*** Opening of DATA IN THIS EXERCISE ***

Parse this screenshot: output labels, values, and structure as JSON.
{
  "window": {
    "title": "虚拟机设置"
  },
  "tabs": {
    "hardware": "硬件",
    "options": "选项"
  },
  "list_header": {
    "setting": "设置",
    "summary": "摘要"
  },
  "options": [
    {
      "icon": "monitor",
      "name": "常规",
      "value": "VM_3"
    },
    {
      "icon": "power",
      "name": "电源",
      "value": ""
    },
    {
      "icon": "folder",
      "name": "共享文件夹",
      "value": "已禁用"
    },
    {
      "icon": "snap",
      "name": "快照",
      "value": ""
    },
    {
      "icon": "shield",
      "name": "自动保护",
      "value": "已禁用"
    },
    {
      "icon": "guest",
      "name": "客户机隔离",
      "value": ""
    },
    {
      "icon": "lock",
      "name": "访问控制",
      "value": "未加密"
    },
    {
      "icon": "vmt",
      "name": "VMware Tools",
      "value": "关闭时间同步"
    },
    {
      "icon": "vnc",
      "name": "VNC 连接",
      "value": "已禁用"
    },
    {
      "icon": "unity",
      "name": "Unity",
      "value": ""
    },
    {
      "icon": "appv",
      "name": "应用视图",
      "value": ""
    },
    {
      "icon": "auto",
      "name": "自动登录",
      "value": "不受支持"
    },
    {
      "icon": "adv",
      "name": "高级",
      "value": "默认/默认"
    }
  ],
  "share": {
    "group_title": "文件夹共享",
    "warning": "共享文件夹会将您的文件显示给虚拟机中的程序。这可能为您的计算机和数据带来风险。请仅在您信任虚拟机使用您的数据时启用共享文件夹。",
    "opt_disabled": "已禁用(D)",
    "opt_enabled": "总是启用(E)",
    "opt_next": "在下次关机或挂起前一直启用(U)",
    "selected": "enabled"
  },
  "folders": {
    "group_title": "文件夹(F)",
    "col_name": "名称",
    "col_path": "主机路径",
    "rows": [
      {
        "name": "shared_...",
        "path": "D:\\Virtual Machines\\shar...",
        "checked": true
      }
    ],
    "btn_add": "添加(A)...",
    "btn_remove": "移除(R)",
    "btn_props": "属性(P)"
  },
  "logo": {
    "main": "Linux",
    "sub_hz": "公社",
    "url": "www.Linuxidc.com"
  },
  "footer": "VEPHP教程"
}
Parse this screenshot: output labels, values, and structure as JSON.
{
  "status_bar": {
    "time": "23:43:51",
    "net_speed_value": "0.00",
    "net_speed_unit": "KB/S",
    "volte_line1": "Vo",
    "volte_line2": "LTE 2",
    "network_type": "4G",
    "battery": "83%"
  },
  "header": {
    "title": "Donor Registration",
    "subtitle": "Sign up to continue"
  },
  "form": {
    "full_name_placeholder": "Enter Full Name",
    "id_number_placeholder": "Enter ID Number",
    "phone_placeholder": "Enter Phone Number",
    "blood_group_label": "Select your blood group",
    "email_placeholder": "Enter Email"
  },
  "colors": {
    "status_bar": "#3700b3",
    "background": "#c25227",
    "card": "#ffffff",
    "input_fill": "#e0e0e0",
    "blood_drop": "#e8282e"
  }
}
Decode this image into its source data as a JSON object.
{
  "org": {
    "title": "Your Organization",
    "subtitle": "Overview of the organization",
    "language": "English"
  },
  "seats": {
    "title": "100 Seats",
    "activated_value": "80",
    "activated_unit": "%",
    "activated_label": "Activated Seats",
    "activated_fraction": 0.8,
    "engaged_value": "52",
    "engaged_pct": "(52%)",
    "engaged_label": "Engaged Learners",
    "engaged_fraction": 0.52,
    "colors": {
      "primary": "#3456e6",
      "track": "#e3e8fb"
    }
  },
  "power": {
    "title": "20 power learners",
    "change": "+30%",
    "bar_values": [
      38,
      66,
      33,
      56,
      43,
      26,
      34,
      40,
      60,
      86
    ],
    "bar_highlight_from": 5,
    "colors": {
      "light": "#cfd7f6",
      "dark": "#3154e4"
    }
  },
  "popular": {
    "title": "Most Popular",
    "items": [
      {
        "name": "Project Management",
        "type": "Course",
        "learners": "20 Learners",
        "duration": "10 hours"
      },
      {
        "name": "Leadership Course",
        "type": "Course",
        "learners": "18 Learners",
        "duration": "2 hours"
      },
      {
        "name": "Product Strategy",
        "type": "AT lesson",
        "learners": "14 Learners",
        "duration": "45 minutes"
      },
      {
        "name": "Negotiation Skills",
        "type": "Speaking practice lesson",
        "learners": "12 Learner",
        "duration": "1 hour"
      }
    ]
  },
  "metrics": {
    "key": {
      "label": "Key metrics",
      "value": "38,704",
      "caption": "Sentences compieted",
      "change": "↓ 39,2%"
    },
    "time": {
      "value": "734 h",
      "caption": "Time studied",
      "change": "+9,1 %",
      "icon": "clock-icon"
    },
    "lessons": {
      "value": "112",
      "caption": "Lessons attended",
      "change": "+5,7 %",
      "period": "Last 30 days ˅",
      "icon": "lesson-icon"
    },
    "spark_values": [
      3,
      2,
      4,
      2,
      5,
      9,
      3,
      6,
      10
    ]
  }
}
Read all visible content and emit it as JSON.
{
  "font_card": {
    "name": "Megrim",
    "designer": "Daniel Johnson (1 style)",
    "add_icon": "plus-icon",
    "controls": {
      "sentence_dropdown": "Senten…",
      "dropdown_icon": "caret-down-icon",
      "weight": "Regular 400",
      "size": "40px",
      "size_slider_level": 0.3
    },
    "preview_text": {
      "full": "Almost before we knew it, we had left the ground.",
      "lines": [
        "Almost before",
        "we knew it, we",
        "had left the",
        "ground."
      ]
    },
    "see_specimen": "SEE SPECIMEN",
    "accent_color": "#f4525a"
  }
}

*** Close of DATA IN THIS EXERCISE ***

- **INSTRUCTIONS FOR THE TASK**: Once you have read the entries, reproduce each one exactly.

- **EXPECTED ANSWER**:
Parse this screenshot: output labels, values, and structure as JSON.
{
  "window": {
    "title": "虚拟机设置"
  },
  "tabs": {
    "hardware": "硬件",
    "options": "选项"
  },
  "list_header": {
    "setting": "设置",
    "summary": "摘要"
  },
  "options": [
    {
      "icon": "monitor",
      "name": "常规",
      "value": "VM_3"
    },
    {
      "icon": "power",
      "name": "电源",
      "value": ""
    },
    {
      "icon": "folder",
      "name": "共享文件夹",
      "value": "已禁用"
    },
    {
      "icon": "snap",
      "name": "快照",
      "value": ""
    },
    {
      "icon": "shield",
      "name": "自动保护",
      "value": "已禁用"
    },
    {
      "icon": "guest",
      "name": "客户机隔离",
      "value": ""
    },
    {
      "icon": "lock",
      "name": "访问控制",
      "value": "未加密"
    },
    {
      "icon": "vmt",
      "name": "VMware Tools",
      "value": "关闭时间同步"
    },
    {
      "icon": "vnc",
      "name": "VNC 连接",
      "value": "已禁用"
    },
    {
      "icon": "unity",
      "name": "Unity",
      "value": ""
    },
    {
      "icon": "appv",
      "name": "应用视图",
      "value": ""
    },
    {
      "icon": "auto",
      "name": "自动登录",
      "value": "不受支持"
    },
    {
      "icon": "adv",
      "name": "高级",
      "value": "默认/默认"
    }
  ],
  "share": {
    "group_title": "文件夹共享",
    "warning": "共享文件夹会将您的文件显示给虚拟机中的程序。这可能为您的计算机和数据带来风险。请仅在您信任虚拟机使用您的数据时启用共享文件夹。",
    "opt_disabled": "已禁用(D)",
    "opt_enabled": "总是启用(E)",
    "opt_next": "在下次关机或挂起前一直启用(U)",
    "selected": "enabled"
  },
  "folders": {
    "group_title": "文件夹(F)",
    "col_name": "名称",
    "col_path": "主机路径",
    "rows": [
      {
        "name": "shared_...",
        "path": "D:\\Virtual Machines\\shar...",
        "checked": true
      }
    ],
    "btn_add": "添加(A)...",
    "btn_remove": "移除(R)",
    "btn_props": "属性(P)"
  },
  "logo": {
    "main": "Linux",
    "sub_hz": "公社",
    "url": "www.Linuxidc.com"
  },
  "footer": "VEPHP教程"
}
Parse this screenshot: output labels, values, and structure as JSON.
{
  "status_bar": {
    "time": "23:43:51",
    "net_speed_value": "0.00",
    "net_speed_unit": "KB/S",
    "volte_line1": "Vo",
    "volte_line2": "LTE 2",
    "network_type": "4G",
    "battery": "83%"
  },
  "header": {
    "title": "Donor Registration",
    "subtitle": "Sign up to continue"
  },
  "form": {
    "full_name_placeholder": "Enter Full Name",
    "id_number_placeholder": "Enter ID Number",
    "phone_placeholder": "Enter Phone Number",
    "blood_group_label": "Select your blood group",
    "email_placeholder": "Enter Email"
  },
  "colors": {
    "status_bar": "#3700b3",
    "background": "#c25227",
    "card": "#ffffff",
    "input_fill": "#e0e0e0",
    "blood_drop": "#e8282e"
  }
}
Decode this image into its source data as a JSON object.
{
  "org": {
    "title": "Your Organization",
    "subtitle": "Overview of the organization",
    "language": "English"
  },
  "seats": {
    "title": "100 Seats",
    "activated_value": "80",
    "activated_unit": "%",
    "activated_label": "Activated Seats",
    "activated_fraction": 0.8,
    "engaged_value": "52",
    "engaged_pct": "(52%)",
    "engaged_label": "Engaged Learners",
    "engaged_fraction": 0.52,
    "colors": {
      "primary": "#3456e6",
      "track": "#e3e8fb"
    }
  },
  "power": {
    "title": "20 power learners",
    "change": "+30%",
    "bar_values": [
      38,
      66,
      33,
      56,
      43,
      26,
      34,
      40,
      60,
      86
    ],
    "bar_highlight_from": 5,
    "colors": {
      "light": "#cfd7f6",
      "dark": "#3154e4"
    }
  },
  "popular": {
    "title": "Most Popular",
    "items": [
      {
        "name": "Project Management",
        "type": "Course",
        "learners": "20 Learners",
        "duration": "10 hours"
      },
      {
        "name": "Leadership Course",
        "type": "Course",
        "learners": "18 Learners",
        "duration": "2 hours"
      },
      {
        "name": "Product Strategy",
        "type": "AT lesson",
        "learners": "14 Learners",
        "duration": "45 minutes"
      },
      {
        "name": "Negotiation Skills",
        "type": "Speaking practice lesson",
        "learners": "12 Learner",
        "duration": "1 hour"
      }
    ]
  },
  "metrics": {
    "key": {
      "label": "Key metrics",
      "value": "38,704",
      "caption": "Sentences compieted",
      "change": "↓ 39,2%"
    },
    "time": {
      "value": "734 h",
      "caption": "Time studied",
      "change": "+9,1 %",
      "icon": "clock-icon"
    },
    "lessons": {
      "value": "112",
      "caption": "Lessons attended",
      "change": "+5,7 %",
      "period": "Last 30 days ˅",
      "icon": "lesson-icon"
    },
    "spark_values": [
      3,
      2,
      4,
      2,
      5,
      9,
      3,
      6,
      10
    ]
  }
}
Read all visible content and emit it as JSON.
{
  "font_card": {
    "name": "Megrim",
    "designer": "Daniel Johnson (1 style)",
    "add_icon": "plus-icon",
    "controls": {
      "sentence_dropdown": "Senten…",
      "dropdown_icon": "caret-down-icon",
      "weight": "Regular 400",
      "size": "40px",
      "size_slider_level": 0.3
    },
    "preview_text": {
      "full": "Almost before we knew it, we had left the ground.",
      "lines": [
        "Almost before",
        "we knew it, we",
        "had left the",
        "ground."
      ]
    },
    "see_specimen": "SEE SPECIMEN",
    "accent_color": "#f4525a"
  }
}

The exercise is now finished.